Copy out all lines of the records in which the word "ActionScript" appears.
*** RECORDS SUPPLIED ***
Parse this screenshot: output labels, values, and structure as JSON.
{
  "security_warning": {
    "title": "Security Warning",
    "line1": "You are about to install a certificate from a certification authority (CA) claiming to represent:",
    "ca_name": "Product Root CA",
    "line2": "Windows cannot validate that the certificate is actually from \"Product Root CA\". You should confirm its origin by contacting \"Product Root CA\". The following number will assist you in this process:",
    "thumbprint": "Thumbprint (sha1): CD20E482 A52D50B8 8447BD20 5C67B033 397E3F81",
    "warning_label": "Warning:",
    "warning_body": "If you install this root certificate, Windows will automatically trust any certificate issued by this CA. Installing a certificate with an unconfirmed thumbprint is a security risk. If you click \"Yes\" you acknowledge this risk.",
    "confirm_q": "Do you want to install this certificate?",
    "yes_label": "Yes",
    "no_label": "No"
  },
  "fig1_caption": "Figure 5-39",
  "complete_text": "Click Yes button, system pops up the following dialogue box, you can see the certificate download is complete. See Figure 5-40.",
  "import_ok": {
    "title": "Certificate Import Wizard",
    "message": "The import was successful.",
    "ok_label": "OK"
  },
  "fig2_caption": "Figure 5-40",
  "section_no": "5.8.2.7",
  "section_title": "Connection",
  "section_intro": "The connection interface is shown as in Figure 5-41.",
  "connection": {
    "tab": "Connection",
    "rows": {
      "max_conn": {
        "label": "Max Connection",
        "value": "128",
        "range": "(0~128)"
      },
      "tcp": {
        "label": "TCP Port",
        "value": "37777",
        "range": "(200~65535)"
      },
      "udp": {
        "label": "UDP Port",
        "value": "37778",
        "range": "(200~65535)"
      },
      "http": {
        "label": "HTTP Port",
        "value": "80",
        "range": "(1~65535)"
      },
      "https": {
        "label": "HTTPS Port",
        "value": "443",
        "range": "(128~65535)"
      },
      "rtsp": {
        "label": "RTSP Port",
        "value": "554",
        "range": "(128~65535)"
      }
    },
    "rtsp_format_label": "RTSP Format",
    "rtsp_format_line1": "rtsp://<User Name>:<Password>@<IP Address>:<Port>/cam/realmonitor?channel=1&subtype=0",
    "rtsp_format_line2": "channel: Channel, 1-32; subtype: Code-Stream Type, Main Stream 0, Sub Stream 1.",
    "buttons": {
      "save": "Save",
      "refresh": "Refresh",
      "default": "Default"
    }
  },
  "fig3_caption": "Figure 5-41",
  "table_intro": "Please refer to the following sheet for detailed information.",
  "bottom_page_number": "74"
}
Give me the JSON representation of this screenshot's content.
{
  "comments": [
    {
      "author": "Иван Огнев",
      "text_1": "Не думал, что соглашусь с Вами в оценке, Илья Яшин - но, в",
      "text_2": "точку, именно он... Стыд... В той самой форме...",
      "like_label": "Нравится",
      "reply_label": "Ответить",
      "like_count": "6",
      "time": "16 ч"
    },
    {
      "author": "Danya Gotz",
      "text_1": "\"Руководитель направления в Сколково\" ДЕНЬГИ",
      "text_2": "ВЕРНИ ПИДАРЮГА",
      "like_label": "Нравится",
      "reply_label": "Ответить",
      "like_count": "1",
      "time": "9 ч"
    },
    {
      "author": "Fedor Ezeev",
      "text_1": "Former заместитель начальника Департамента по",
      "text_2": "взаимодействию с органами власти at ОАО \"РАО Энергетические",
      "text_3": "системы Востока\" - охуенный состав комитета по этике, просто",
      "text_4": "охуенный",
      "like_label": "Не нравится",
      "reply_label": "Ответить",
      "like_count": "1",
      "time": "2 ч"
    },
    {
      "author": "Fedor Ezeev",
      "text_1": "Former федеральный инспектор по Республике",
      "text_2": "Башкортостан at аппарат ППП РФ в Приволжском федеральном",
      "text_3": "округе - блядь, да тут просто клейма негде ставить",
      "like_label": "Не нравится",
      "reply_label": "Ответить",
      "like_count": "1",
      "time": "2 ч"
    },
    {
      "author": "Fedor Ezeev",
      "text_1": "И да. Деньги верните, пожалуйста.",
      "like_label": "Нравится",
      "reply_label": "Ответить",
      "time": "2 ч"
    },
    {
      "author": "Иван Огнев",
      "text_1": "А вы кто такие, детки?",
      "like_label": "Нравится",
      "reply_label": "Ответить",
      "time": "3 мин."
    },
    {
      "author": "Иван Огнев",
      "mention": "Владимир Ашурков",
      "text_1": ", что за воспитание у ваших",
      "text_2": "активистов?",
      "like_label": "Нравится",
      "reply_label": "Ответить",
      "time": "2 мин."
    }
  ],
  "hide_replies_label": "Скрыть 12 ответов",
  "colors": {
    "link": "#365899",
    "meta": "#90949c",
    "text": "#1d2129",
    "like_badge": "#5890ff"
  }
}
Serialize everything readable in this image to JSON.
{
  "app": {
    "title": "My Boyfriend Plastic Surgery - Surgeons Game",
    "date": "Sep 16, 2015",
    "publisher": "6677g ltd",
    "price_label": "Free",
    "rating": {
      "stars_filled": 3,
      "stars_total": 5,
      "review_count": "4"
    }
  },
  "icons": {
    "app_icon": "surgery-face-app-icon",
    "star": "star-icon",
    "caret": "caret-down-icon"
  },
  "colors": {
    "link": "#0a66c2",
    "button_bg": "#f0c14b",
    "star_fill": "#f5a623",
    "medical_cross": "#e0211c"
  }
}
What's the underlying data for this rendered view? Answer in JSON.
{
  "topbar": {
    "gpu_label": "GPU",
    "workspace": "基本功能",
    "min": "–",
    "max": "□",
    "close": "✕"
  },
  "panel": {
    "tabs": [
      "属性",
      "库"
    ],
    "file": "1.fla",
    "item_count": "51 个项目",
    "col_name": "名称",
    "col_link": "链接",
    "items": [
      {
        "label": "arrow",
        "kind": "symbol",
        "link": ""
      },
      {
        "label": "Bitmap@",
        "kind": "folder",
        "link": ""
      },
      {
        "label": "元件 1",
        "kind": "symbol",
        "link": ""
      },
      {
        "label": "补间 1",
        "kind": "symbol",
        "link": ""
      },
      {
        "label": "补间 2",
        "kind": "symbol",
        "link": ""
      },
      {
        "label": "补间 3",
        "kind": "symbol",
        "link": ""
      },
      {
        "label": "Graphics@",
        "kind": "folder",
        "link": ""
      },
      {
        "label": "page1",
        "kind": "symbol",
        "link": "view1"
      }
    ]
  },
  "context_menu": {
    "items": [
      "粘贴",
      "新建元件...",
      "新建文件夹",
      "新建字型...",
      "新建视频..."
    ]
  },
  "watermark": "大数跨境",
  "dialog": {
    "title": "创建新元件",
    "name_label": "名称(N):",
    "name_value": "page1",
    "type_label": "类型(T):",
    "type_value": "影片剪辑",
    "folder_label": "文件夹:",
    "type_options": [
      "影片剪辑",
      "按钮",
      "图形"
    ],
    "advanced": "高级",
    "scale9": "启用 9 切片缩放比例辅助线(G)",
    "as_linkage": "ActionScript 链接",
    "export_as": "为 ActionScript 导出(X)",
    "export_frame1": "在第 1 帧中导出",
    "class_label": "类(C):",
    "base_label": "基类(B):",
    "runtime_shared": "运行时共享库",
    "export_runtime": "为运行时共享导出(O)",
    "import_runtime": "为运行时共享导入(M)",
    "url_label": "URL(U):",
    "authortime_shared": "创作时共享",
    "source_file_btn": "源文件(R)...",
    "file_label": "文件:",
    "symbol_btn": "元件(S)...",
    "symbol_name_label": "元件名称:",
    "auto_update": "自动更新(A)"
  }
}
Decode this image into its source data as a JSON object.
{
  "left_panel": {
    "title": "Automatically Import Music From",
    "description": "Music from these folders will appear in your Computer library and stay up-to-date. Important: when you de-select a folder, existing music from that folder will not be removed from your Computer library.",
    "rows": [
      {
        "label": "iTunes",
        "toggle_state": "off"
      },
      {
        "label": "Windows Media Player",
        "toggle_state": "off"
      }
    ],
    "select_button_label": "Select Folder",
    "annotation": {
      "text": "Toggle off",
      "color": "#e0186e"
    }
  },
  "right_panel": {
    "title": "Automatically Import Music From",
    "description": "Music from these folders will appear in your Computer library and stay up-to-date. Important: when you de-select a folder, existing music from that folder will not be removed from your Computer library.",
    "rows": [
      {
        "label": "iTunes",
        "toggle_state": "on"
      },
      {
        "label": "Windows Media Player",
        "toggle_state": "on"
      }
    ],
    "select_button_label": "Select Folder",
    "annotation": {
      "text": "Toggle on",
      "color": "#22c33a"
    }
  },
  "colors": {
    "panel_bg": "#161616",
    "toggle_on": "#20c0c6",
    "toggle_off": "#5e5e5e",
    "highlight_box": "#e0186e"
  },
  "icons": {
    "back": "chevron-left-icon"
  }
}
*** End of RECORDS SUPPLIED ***
ANSWER TO THE EXERCISE:
    "as_linkage": "ActionScript 链接",
    "export_as": "为 ActionScript 导出(X)",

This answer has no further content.